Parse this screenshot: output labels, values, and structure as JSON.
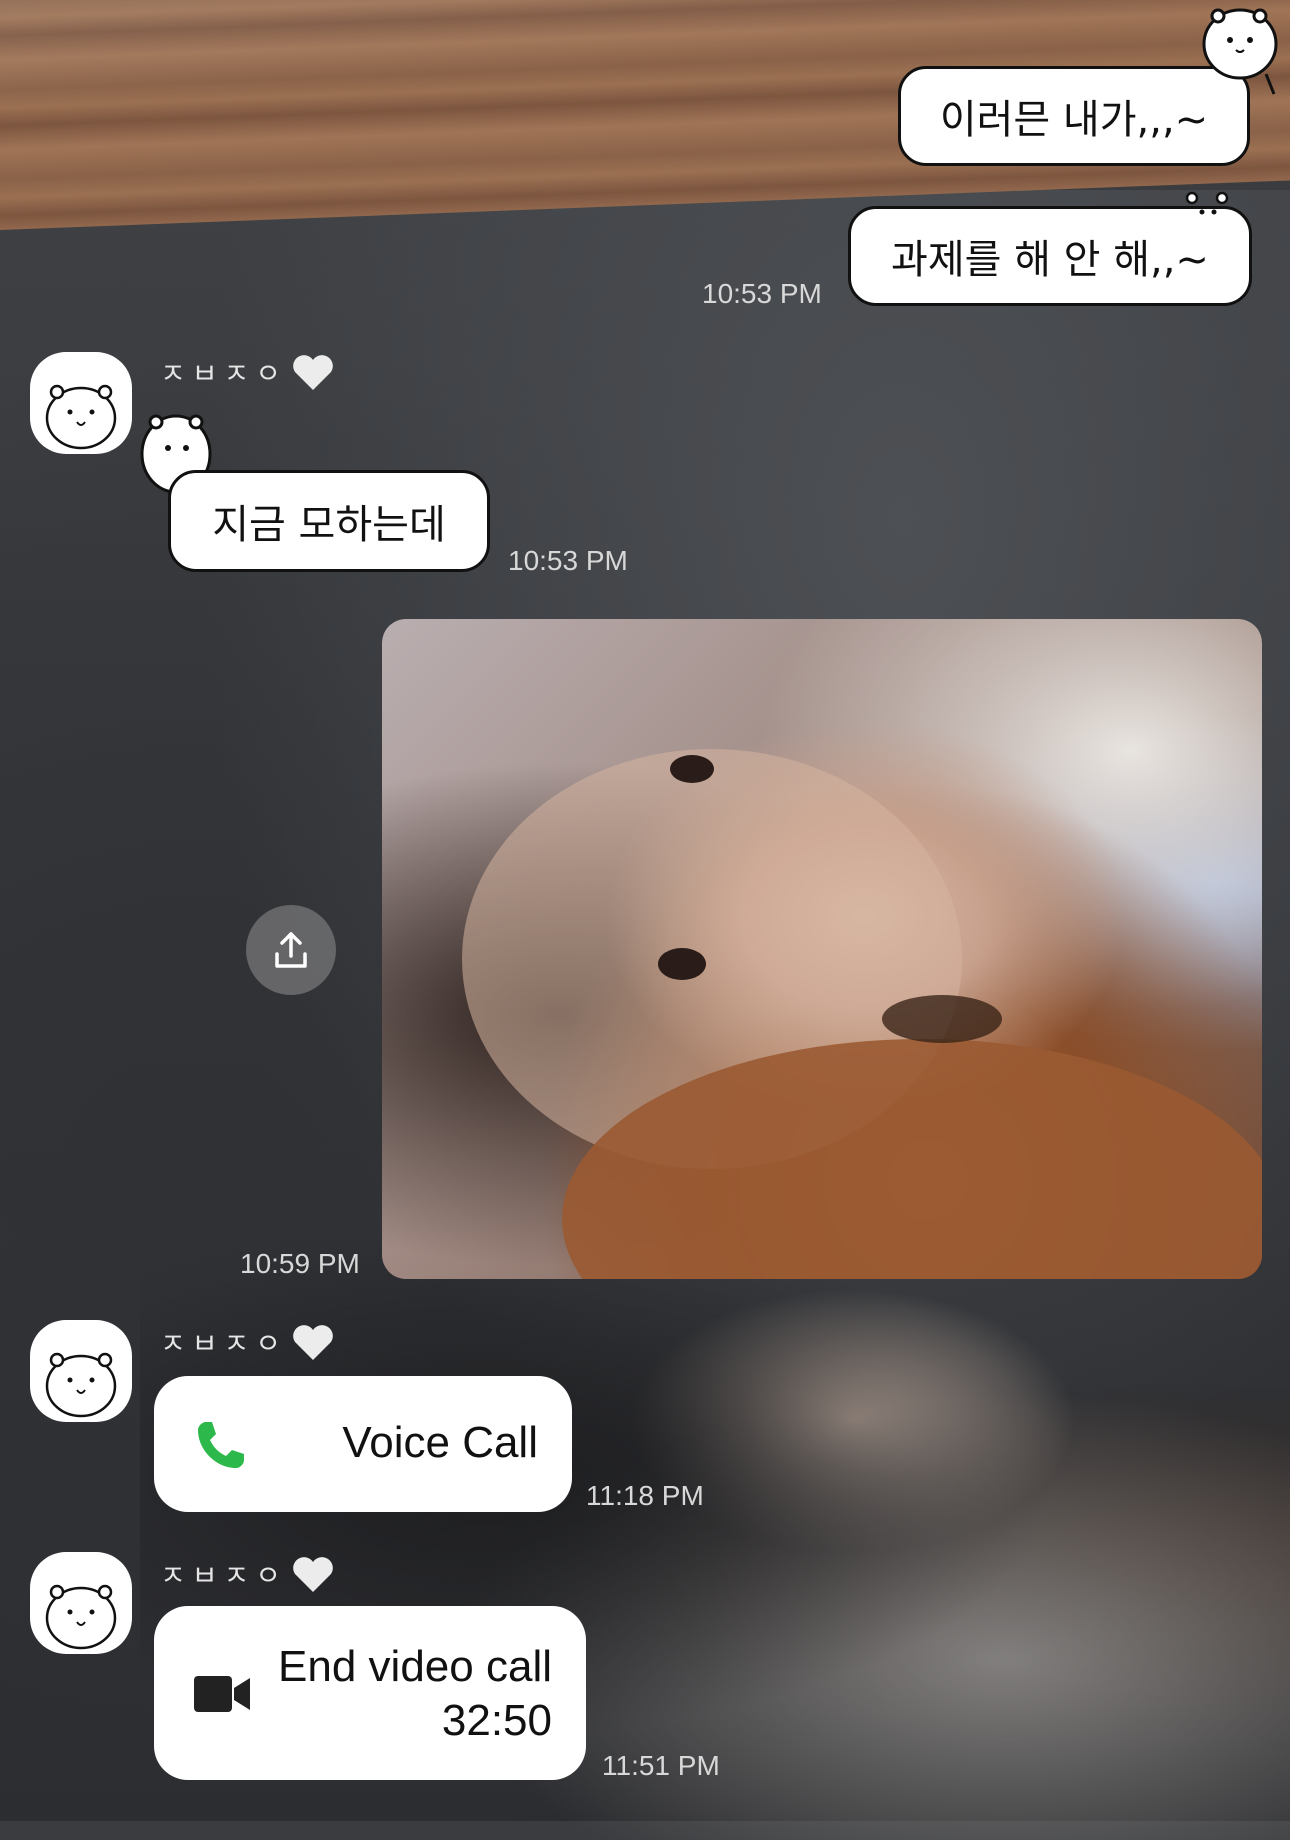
{
  "messages": {
    "out1": {
      "text": "이러믄 내가,,,~"
    },
    "out2": {
      "text": "과제를 해 안 해,,~",
      "time": "10:53 PM"
    },
    "in1": {
      "sender": "ㅈㅂㅈㅇ",
      "text": "지금 모하는데",
      "time": "10:53 PM"
    },
    "photo": {
      "time": "10:59 PM"
    },
    "call1": {
      "sender": "ㅈㅂㅈㅇ",
      "label": "Voice Call",
      "time": "11:18 PM"
    },
    "call2": {
      "sender": "ㅈㅂㅈㅇ",
      "label": "End video call",
      "duration": "32:50",
      "time": "11:51 PM"
    }
  },
  "icons": {
    "phone": "phone-icon",
    "video": "video-camera-icon",
    "share": "share-upload-icon",
    "heart": "white-heart-icon",
    "avatar": "bear-avatar-icon"
  },
  "colors": {
    "phone_green": "#2DB84B",
    "bubble_bg": "#FFFFFF",
    "timestamp": "#D8D8D8"
  }
}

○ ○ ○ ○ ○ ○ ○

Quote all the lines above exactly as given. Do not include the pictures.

▶ Response for this exercise:
Parse this screenshot: output labels, values, and structure as JSON.
{
  "messages": {
    "out1": {
      "text": "이러믄 내가,,,~"
    },
    "out2": {
      "text": "과제를 해 안 해,,~",
      "time": "10:53 PM"
    },
    "in1": {
      "sender": "ㅈㅂㅈㅇ",
      "text": "지금 모하는데",
      "time": "10:53 PM"
    },
    "photo": {
      "time": "10:59 PM"
    },
    "call1": {
      "sender": "ㅈㅂㅈㅇ",
      "label": "Voice Call",
      "time": "11:18 PM"
    },
    "call2": {
      "sender": "ㅈㅂㅈㅇ",
      "label": "End video call",
      "duration": "32:50",
      "time": "11:51 PM"
    }
  },
  "icons": {
    "phone": "phone-icon",
    "video": "video-camera-icon",
    "share": "share-upload-icon",
    "heart": "white-heart-icon",
    "avatar": "bear-avatar-icon"
  },
  "colors": {
    "phone_green": "#2DB84B",
    "bubble_bg": "#FFFFFF",
    "timestamp": "#D8D8D8"
  }
}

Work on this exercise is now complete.